[[ Provided entries open ]]
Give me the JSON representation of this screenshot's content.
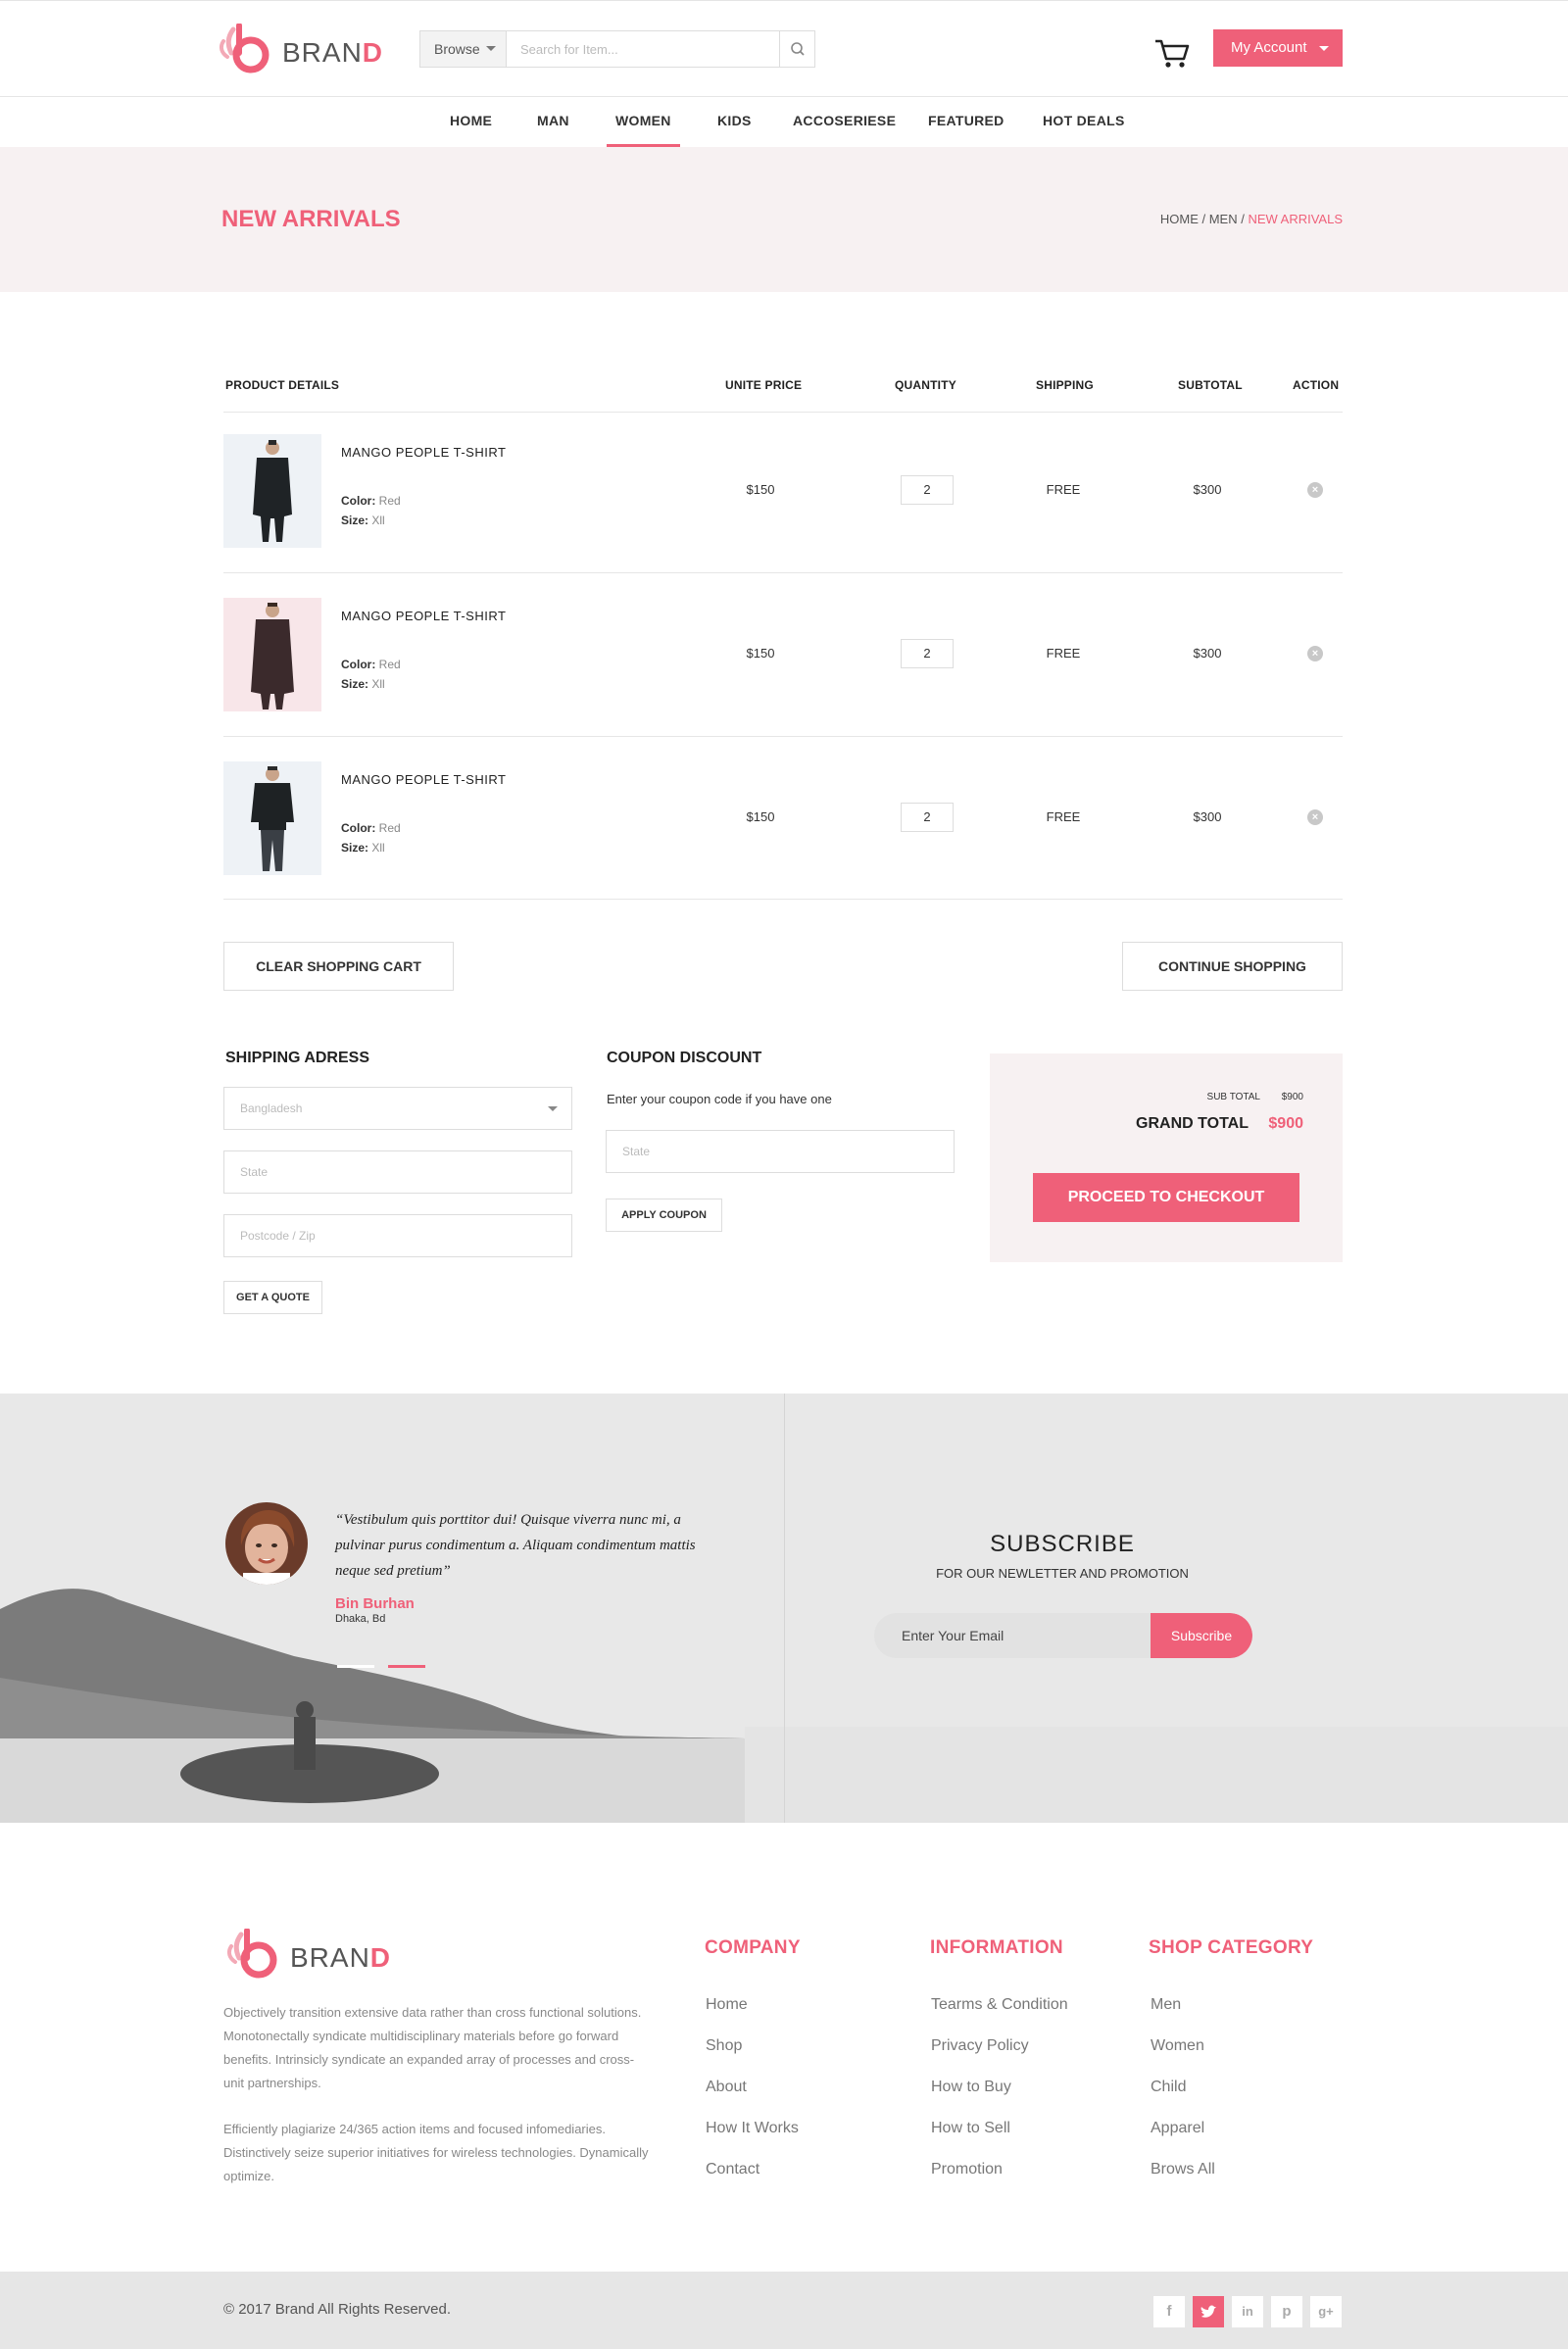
{
  "header": {
    "logo_text": "BRAN",
    "logo_accent": "D",
    "browse_label": "Browse",
    "search_placeholder": "Search for Item...",
    "account_label": "My Account"
  },
  "nav": [
    "HOME",
    "MAN",
    "WOMEN",
    "KIDS",
    "ACCOSERIESE",
    "FEATURED",
    "HOT DEALS"
  ],
  "nav_active": "WOMEN",
  "banner": {
    "title": "NEW ARRIVALS",
    "crumbs": "HOME / MEN / ",
    "crumb_current": "NEW ARRIVALS"
  },
  "cart": {
    "headers": {
      "details": "PRODUCT DETAILS",
      "price": "UNITE PRICE",
      "quantity": "QUANTITY",
      "shipping": "SHIPPING",
      "subtotal": "SUBTOTAL",
      "action": "ACTION"
    },
    "items": [
      {
        "name": "MANGO  PEOPLE  T-SHIRT",
        "color_label": "Color:",
        "color": "Red",
        "size_label": "Size:",
        "size": "Xll",
        "price": "$150",
        "qty": "2",
        "shipping": "FREE",
        "subtotal": "$300"
      },
      {
        "name": "MANGO  PEOPLE  T-SHIRT",
        "color_label": "Color:",
        "color": "Red",
        "size_label": "Size:",
        "size": "Xll",
        "price": "$150",
        "qty": "2",
        "shipping": "FREE",
        "subtotal": "$300"
      },
      {
        "name": "MANGO  PEOPLE  T-SHIRT",
        "color_label": "Color:",
        "color": "Red",
        "size_label": "Size:",
        "size": "Xll",
        "price": "$150",
        "qty": "2",
        "shipping": "FREE",
        "subtotal": "$300"
      }
    ],
    "clear_label": "CLEAR SHOPPING CART",
    "continue_label": "CONTINUE SHOPPING"
  },
  "shipping": {
    "title": "SHIPPING ADRESS",
    "country": "Bangladesh",
    "state_placeholder": "State",
    "zip_placeholder": "Postcode / Zip",
    "quote_label": "GET A QUOTE"
  },
  "coupon": {
    "title": "COUPON  DISCOUNT",
    "hint": "Enter your coupon code if you have one",
    "placeholder": "State",
    "apply_label": "APPLY COUPON"
  },
  "totals": {
    "sub_label": "SUB TOTAL",
    "sub_value": "$900",
    "grand_label": "GRAND TOTAL",
    "grand_value": "$900",
    "checkout_label": "PROCEED TO CHECKOUT"
  },
  "testimonial": {
    "quote": "“Vestibulum quis porttitor dui! Quisque viverra nunc mi, a pulvinar purus condimentum a. Aliquam condimentum mattis neque sed pretium”",
    "name": "Bin Burhan",
    "location": "Dhaka, Bd"
  },
  "subscribe": {
    "title": "SUBSCRIBE",
    "subtitle": "FOR OUR NEWLETTER AND PROMOTION",
    "placeholder": "Enter Your Email",
    "button": "Subscribe"
  },
  "footer": {
    "logo_text": "BRAN",
    "logo_accent": "D",
    "desc1": "Objectively transition extensive data rather than cross functional solutions. Monotonectally syndicate multidisciplinary materials before go forward benefits. Intrinsicly syndicate an expanded array of processes and cross-unit partnerships.",
    "desc2": "Efficiently plagiarize 24/365 action items and focused infomediaries. Distinctively seize superior initiatives for wireless technologies. Dynamically optimize.",
    "company": {
      "title": "COMPANY",
      "links": [
        "Home",
        "Shop",
        "About",
        "How It Works",
        "Contact"
      ]
    },
    "information": {
      "title": "INFORMATION",
      "links": [
        "Tearms & Condition",
        "Privacy Policy",
        "How to Buy",
        "How to Sell",
        "Promotion"
      ]
    },
    "shop": {
      "title": "SHOP CATEGORY",
      "links": [
        "Men",
        "Women",
        "Child",
        "Apparel",
        "Brows All"
      ]
    },
    "copyright": "© 2017  Brand  All Rights Reserved.",
    "social": [
      "facebook-icon",
      "twitter-icon",
      "linkedin-icon",
      "pinterest-icon",
      "google-plus-icon"
    ]
  },
  "colors": {
    "accent": "#ef6079",
    "banner_bg": "#f7f1f2",
    "bottom_bar": "#e6e6e6"
  }
}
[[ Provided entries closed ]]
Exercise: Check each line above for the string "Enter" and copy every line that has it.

Task solution:
    "hint": "Enter your coupon code if you have one",
    "placeholder": "Enter Your Email",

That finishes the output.